*WORK INSTRUCTIONS*
All of the entries are to be printed exactly as they appear.

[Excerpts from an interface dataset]

Start of Block

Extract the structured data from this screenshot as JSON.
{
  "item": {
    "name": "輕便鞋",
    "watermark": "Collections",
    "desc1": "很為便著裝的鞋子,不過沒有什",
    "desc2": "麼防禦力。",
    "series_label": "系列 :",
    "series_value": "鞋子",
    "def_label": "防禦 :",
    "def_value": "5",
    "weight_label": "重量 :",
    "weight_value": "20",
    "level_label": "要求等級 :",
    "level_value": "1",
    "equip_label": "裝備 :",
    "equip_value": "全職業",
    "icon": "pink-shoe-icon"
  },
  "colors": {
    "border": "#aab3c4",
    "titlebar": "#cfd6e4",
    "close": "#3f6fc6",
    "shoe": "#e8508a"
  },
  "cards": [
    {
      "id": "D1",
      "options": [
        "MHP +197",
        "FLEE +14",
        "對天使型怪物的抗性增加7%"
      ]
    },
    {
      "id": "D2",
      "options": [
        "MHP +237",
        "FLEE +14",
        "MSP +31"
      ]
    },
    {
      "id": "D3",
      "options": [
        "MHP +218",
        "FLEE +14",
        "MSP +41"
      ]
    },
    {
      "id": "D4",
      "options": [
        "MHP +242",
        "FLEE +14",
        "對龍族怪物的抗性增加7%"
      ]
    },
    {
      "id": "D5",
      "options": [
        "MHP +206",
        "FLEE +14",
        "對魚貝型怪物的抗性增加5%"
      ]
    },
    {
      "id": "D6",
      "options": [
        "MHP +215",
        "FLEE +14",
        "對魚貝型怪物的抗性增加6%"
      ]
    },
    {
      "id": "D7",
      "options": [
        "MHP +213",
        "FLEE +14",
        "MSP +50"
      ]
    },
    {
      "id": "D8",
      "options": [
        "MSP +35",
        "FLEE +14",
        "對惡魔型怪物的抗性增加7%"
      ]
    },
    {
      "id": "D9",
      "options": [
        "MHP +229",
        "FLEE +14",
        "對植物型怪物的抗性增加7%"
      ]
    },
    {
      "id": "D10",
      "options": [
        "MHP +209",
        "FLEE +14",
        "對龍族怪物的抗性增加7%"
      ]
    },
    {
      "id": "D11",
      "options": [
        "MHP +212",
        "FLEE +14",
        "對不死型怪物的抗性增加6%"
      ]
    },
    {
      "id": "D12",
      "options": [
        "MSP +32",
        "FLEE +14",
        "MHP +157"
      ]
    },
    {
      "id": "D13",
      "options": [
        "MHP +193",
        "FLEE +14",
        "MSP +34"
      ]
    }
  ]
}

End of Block

*THE ANSWER*
Extract the structured data from this screenshot as JSON.
{
  "item": {
    "name": "輕便鞋",
    "watermark": "Collections",
    "desc1": "很為便著裝的鞋子,不過沒有什",
    "desc2": "麼防禦力。",
    "series_label": "系列 :",
    "series_value": "鞋子",
    "def_label": "防禦 :",
    "def_value": "5",
    "weight_label": "重量 :",
    "weight_value": "20",
    "level_label": "要求等級 :",
    "level_value": "1",
    "equip_label": "裝備 :",
    "equip_value": "全職業",
    "icon": "pink-shoe-icon"
  },
  "colors": {
    "border": "#aab3c4",
    "titlebar": "#cfd6e4",
    "close": "#3f6fc6",
    "shoe": "#e8508a"
  },
  "cards": [
    {
      "id": "D1",
      "options": [
        "MHP +197",
        "FLEE +14",
        "對天使型怪物的抗性增加7%"
      ]
    },
    {
      "id": "D2",
      "options": [
        "MHP +237",
        "FLEE +14",
        "MSP +31"
      ]
    },
    {
      "id": "D3",
      "options": [
        "MHP +218",
        "FLEE +14",
        "MSP +41"
      ]
    },
    {
      "id": "D4",
      "options": [
        "MHP +242",
        "FLEE +14",
        "對龍族怪物的抗性增加7%"
      ]
    },
    {
      "id": "D5",
      "options": [
        "MHP +206",
        "FLEE +14",
        "對魚貝型怪物的抗性增加5%"
      ]
    },
    {
      "id": "D6",
      "options": [
        "MHP +215",
        "FLEE +14",
        "對魚貝型怪物的抗性增加6%"
      ]
    },
    {
      "id": "D7",
      "options": [
        "MHP +213",
        "FLEE +14",
        "MSP +50"
      ]
    },
    {
      "id": "D8",
      "options": [
        "MSP +35",
        "FLEE +14",
        "對惡魔型怪物的抗性增加7%"
      ]
    },
    {
      "id": "D9",
      "options": [
        "MHP +229",
        "FLEE +14",
        "對植物型怪物的抗性增加7%"
      ]
    },
    {
      "id": "D10",
      "options": [
        "MHP +209",
        "FLEE +14",
        "對龍族怪物的抗性增加7%"
      ]
    },
    {
      "id": "D11",
      "options": [
        "MHP +212",
        "FLEE +14",
        "對不死型怪物的抗性增加6%"
      ]
    },
    {
      "id": "D12",
      "options": [
        "MSP +32",
        "FLEE +14",
        "MHP +157"
      ]
    },
    {
      "id": "D13",
      "options": [
        "MHP +193",
        "FLEE +14",
        "MSP +34"
      ]
    }
  ]
}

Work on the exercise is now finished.